8. Using turnarounds as a medieval torture device.
"Mary is needy. Turnaround: I am needy - beat, beat, beat. Oh yes, I am, I'm a terrible person, no wonder no one wants me around! I have to stop being so needy!" Oh gosh, don't go there! Simply sit with "I am needy." Is it sometimes true? Have you ever been, needy, especially with Mary (needing her to stop being needy)? This is just an opportunity to notice, no shoulds, no judgments involved. The Work is about self-awareness...which is a gentle noticing and if indicated, a gentle correction. Most of all, with turnarounds like these, we see that we are not too different from the one we've been putting on the torture rack and we can let both them and ourselves off the hook. Whew!

9. Long explanations. Notice when you start using "because" when answering a question: "How do I react when I believe the thought, 'My partner lies'? I feel angry, because it reminds me of when I was a little girl, and my father used to lie about where he was, when we knew he was at the bar drinking anyway." Not only is this justification, it's story-telling, and it takes you out of inquiry. Then you get lost and you have to reel yourself back in. More work than needed.

10. Writing your worksheet in the past tense. It's not wrong or bad to write a worksheet in the past tense; however it can leave you feeling disconnected from the uncomfortable feeling that led you to write the worksheet in the first place. There will be less of a tendency to say, "Well, it was such a long time ago, I don't remember much about it," or "It's really irrelevant, it's over." Try writing in the present. Instead of "My father shouldn't have lied," write, "My father shouldn't lie." Even if the incident happened 40 years ago, writing your statements in the present puts you right back in the place where you first believed the thought. The experience will be more immediate and relevant to you and you won't have to dig so deeply to find your answers.

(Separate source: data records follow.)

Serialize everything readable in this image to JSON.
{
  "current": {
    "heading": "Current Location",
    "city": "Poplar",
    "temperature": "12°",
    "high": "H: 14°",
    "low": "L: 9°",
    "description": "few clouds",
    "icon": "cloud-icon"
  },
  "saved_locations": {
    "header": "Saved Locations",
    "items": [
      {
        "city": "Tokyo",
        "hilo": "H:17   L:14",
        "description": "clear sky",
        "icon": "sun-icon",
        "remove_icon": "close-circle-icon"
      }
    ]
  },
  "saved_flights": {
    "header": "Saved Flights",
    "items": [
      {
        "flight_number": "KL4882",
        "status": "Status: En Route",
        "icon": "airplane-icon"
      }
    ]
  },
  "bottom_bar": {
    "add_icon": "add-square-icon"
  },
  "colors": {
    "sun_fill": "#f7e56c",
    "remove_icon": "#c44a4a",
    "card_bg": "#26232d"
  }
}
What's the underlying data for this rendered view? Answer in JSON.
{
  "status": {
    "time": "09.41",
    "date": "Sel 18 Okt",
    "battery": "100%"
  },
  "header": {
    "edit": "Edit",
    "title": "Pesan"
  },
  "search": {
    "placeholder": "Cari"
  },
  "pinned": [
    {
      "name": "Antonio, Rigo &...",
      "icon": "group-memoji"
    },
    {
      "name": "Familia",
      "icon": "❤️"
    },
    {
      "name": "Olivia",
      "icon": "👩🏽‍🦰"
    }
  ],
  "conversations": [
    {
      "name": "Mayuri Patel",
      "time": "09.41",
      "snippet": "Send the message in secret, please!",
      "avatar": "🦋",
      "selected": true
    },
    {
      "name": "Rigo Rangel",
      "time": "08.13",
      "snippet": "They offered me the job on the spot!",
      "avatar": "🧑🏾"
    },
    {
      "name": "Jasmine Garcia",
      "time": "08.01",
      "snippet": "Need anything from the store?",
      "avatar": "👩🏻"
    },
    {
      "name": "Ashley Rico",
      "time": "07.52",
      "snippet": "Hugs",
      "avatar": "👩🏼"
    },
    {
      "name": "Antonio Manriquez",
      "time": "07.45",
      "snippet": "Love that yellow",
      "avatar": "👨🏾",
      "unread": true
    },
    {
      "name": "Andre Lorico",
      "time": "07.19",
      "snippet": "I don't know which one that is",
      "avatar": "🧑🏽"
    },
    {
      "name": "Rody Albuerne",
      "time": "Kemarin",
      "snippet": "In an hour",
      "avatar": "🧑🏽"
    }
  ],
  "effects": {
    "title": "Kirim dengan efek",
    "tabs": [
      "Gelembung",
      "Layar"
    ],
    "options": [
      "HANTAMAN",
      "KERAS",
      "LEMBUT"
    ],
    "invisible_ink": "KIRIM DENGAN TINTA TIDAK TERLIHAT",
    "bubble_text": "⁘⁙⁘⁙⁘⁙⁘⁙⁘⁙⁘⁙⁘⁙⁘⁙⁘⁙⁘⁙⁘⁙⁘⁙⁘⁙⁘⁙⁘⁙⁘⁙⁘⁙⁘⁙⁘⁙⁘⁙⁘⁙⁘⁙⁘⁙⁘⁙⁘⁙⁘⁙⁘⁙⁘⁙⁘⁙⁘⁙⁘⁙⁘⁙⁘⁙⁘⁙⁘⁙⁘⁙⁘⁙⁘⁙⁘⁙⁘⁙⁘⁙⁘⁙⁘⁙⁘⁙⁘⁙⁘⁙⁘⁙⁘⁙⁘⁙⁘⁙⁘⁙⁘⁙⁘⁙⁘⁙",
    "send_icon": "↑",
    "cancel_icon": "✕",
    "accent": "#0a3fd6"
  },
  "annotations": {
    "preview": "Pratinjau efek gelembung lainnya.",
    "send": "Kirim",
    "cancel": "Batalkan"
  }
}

©2009 by Carol L. Skolnick. All rights reserved.

ADDENDUM: My friend Nicole writes, "Thinking you have to answer all the subquestions on the blue sheet [facilitation guide] each time you do inquiry (exhausting!)." Indeed. If you have any others, I'll post them here.